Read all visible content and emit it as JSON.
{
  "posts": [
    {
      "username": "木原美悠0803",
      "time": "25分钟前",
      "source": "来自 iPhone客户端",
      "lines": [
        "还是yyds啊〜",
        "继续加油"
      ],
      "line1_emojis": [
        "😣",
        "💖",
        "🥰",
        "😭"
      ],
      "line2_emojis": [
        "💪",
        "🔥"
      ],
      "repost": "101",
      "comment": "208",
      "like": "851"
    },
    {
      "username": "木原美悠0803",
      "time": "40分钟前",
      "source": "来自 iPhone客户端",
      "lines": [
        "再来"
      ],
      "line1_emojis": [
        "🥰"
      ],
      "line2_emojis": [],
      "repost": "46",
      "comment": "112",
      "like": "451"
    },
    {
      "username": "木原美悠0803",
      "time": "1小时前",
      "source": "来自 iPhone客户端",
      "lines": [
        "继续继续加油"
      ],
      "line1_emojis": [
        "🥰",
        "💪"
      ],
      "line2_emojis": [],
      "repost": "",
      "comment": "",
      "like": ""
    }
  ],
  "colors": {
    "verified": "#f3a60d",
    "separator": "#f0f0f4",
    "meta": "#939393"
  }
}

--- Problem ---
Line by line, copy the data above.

--- Response to this task ---
Read all visible content and emit it as JSON.
{
  "posts": [
    {
      "username": "木原美悠0803",
      "time": "25分钟前",
      "source": "来自 iPhone客户端",
      "lines": [
        "还是yyds啊〜",
        "继续加油"
      ],
      "line1_emojis": [
        "😣",
        "💖",
        "🥰",
        "😭"
      ],
      "line2_emojis": [
        "💪",
        "🔥"
      ],
      "repost": "101",
      "comment": "208",
      "like": "851"
    },
    {
      "username": "木原美悠0803",
      "time": "40分钟前",
      "source": "来自 iPhone客户端",
      "lines": [
        "再来"
      ],
      "line1_emojis": [
        "🥰"
      ],
      "line2_emojis": [],
      "repost": "46",
      "comment": "112",
      "like": "451"
    },
    {
      "username": "木原美悠0803",
      "time": "1小时前",
      "source": "来自 iPhone客户端",
      "lines": [
        "继续继续加油"
      ],
      "line1_emojis": [
        "🥰",
        "💪"
      ],
      "line2_emojis": [],
      "repost": "",
      "comment": "",
      "like": ""
    }
  ],
  "colors": {
    "verified": "#f3a60d",
    "separator": "#f0f0f4",
    "meta": "#939393"
  }
}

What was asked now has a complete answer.